THE TASK
Go through the records and restate them word for word, omitting images.

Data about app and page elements

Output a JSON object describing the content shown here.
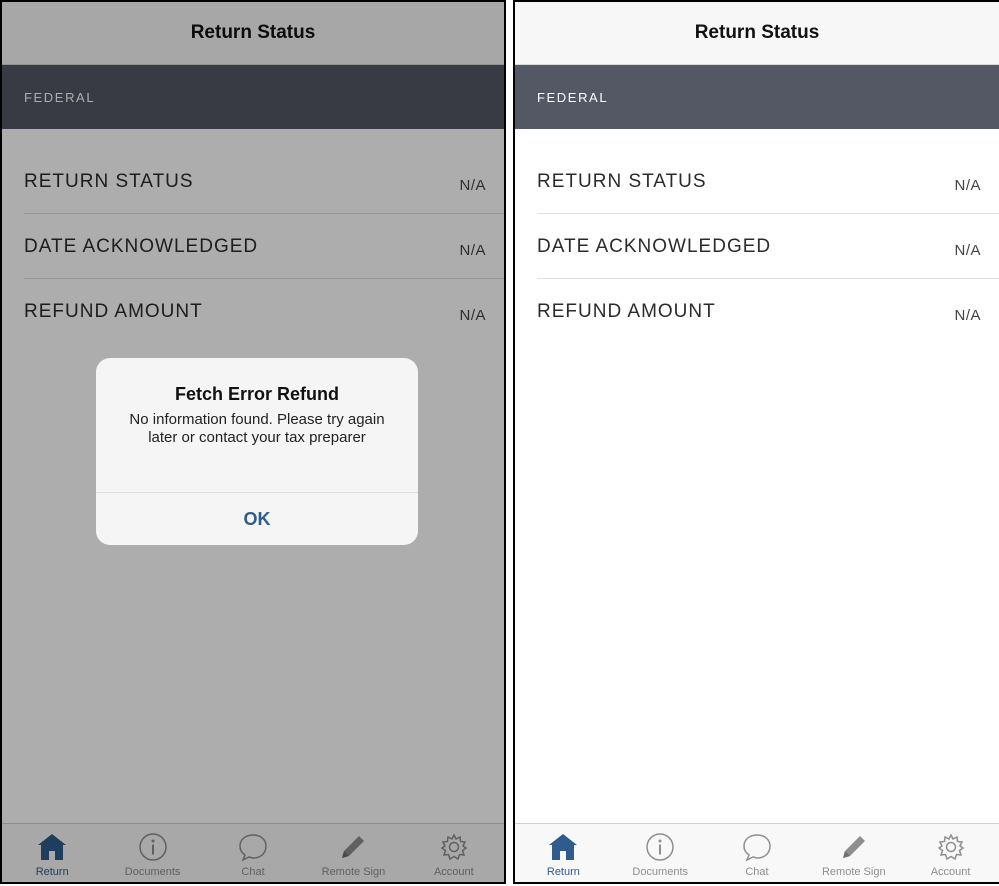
{
  "screens": [
    {
      "nav_title": "Return Status",
      "section_label": "FEDERAL",
      "rows": [
        {
          "label": "RETURN STATUS",
          "value": "N/A"
        },
        {
          "label": "DATE ACKNOWLEDGED",
          "value": "N/A"
        },
        {
          "label": "REFUND AMOUNT",
          "value": "N/A"
        }
      ],
      "alert": {
        "title": "Fetch Error Refund",
        "message": "No information found. Please try again later or contact your tax preparer",
        "ok_label": "OK"
      },
      "tabs": [
        {
          "label": "Return",
          "icon": "home-icon",
          "active": true
        },
        {
          "label": "Documents",
          "icon": "info-icon",
          "active": false
        },
        {
          "label": "Chat",
          "icon": "chat-bubble-icon",
          "active": false
        },
        {
          "label": "Remote Sign",
          "icon": "pencil-icon",
          "active": false
        },
        {
          "label": "Account",
          "icon": "gear-icon",
          "active": false
        }
      ]
    },
    {
      "nav_title": "Return Status",
      "section_label": "FEDERAL",
      "rows": [
        {
          "label": "RETURN STATUS",
          "value": "N/A"
        },
        {
          "label": "DATE ACKNOWLEDGED",
          "value": "N/A"
        },
        {
          "label": "REFUND AMOUNT",
          "value": "N/A"
        }
      ],
      "tabs": [
        {
          "label": "Return",
          "icon": "home-icon",
          "active": true
        },
        {
          "label": "Documents",
          "icon": "info-icon",
          "active": false
        },
        {
          "label": "Chat",
          "icon": "chat-bubble-icon",
          "active": false
        },
        {
          "label": "Remote Sign",
          "icon": "pencil-icon",
          "active": false
        },
        {
          "label": "Account",
          "icon": "gear-icon",
          "active": false
        }
      ]
    }
  ],
  "colors": {
    "accent": "#2f5c8a",
    "section_header_bg": "#535864",
    "inactive_tab": "#8e8e8e"
  }
}
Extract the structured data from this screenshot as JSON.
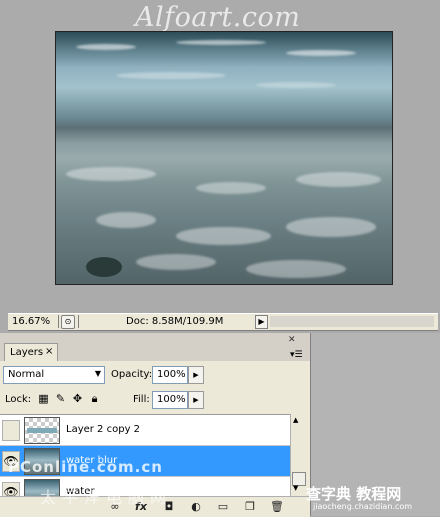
{
  "watermark_top": "Alfoart.com",
  "status": {
    "zoom": "16.67%",
    "doc": "Doc: 8.58M/109.9M",
    "arrow": "▶"
  },
  "panel": {
    "tab_label": "Layers",
    "tab_close": "×",
    "small_close": "✕",
    "menu_icon": "▾☰",
    "blend_mode": "Normal",
    "opacity_label": "Opacity:",
    "opacity_value": "100%",
    "lock_label": "Lock:",
    "fill_label": "Fill:",
    "fill_value": "100%",
    "layers": [
      {
        "name": "Layer 2 copy 2",
        "visible": false,
        "selected": false
      },
      {
        "name": "water blur",
        "visible": true,
        "selected": true
      },
      {
        "name": "water",
        "visible": true,
        "selected": false
      }
    ],
    "footer_icons": [
      "link-icon",
      "fx-icon",
      "mask-icon",
      "adjustment-icon",
      "folder-icon",
      "new-layer-icon",
      "trash-icon"
    ]
  },
  "watermarks": {
    "left": "PConline.com.cn",
    "left2": "太平洋电脑网",
    "right": "查字典 教程网",
    "right_sub": "jiaocheng.chazidian.com"
  },
  "colors": {
    "selection": "#3399ff",
    "panel_bg": "#ece9d8",
    "workspace_bg": "#ababab"
  }
}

REPLY TO THE EXERCISE
Output a JSON object describing the content shown here.
{
  "screens": [
    {
      "nav_title": "Return Status",
      "section_label": "FEDERAL",
      "rows": [
        {
          "label": "RETURN STATUS",
          "value": "N/A"
        },
        {
          "label": "DATE ACKNOWLEDGED",
          "value": "N/A"
        },
        {
          "label": "REFUND AMOUNT",
          "value": "N/A"
        }
      ],
      "alert": {
        "title": "Fetch Error Refund",
        "message": "No information found. Please try again later or contact your tax preparer",
        "ok_label": "OK"
      },
      "tabs": [
        {
          "label": "Return",
          "icon": "home-icon",
          "active": true
        },
        {
          "label": "Documents",
          "icon": "info-icon",
          "active": false
        },
        {
          "label": "Chat",
          "icon": "chat-bubble-icon",
          "active": false
        },
        {
          "label": "Remote Sign",
          "icon": "pencil-icon",
          "active": false
        },
        {
          "label": "Account",
          "icon": "gear-icon",
          "active": false
        }
      ]
    },
    {
      "nav_title": "Return Status",
      "section_label": "FEDERAL",
      "rows": [
        {
          "label": "RETURN STATUS",
          "value": "N/A"
        },
        {
          "label": "DATE ACKNOWLEDGED",
          "value": "N/A"
        },
        {
          "label": "REFUND AMOUNT",
          "value": "N/A"
        }
      ],
      "tabs": [
        {
          "label": "Return",
          "icon": "home-icon",
          "active": true
        },
        {
          "label": "Documents",
          "icon": "info-icon",
          "active": false
        },
        {
          "label": "Chat",
          "icon": "chat-bubble-icon",
          "active": false
        },
        {
          "label": "Remote Sign",
          "icon": "pencil-icon",
          "active": false
        },
        {
          "label": "Account",
          "icon": "gear-icon",
          "active": false
        }
      ]
    }
  ],
  "colors": {
    "accent": "#2f5c8a",
    "section_header_bg": "#535864",
    "inactive_tab": "#8e8e8e"
  }
}
Extract the structured data from this screenshot as JSON.
{
  "watermark_top": "Alfoart.com",
  "status": {
    "zoom": "16.67%",
    "doc": "Doc: 8.58M/109.9M",
    "arrow": "▶"
  },
  "panel": {
    "tab_label": "Layers",
    "tab_close": "×",
    "small_close": "✕",
    "menu_icon": "▾☰",
    "blend_mode": "Normal",
    "opacity_label": "Opacity:",
    "opacity_value": "100%",
    "lock_label": "Lock:",
    "fill_label": "Fill:",
    "fill_value": "100%",
    "layers": [
      {
        "name": "Layer 2 copy 2",
        "visible": false,
        "selected": false
      },
      {
        "name": "water blur",
        "visible": true,
        "selected": true
      },
      {
        "name": "water",
        "visible": true,
        "selected": false
      }
    ],
    "footer_icons": [
      "link-icon",
      "fx-icon",
      "mask-icon",
      "adjustment-icon",
      "folder-icon",
      "new-layer-icon",
      "trash-icon"
    ]
  },
  "watermarks": {
    "left": "PConline.com.cn",
    "left2": "太平洋电脑网",
    "right": "查字典 教程网",
    "right_sub": "jiaocheng.chazidian.com"
  },
  "colors": {
    "selection": "#3399ff",
    "panel_bg": "#ece9d8",
    "workspace_bg": "#ababab"
  }
}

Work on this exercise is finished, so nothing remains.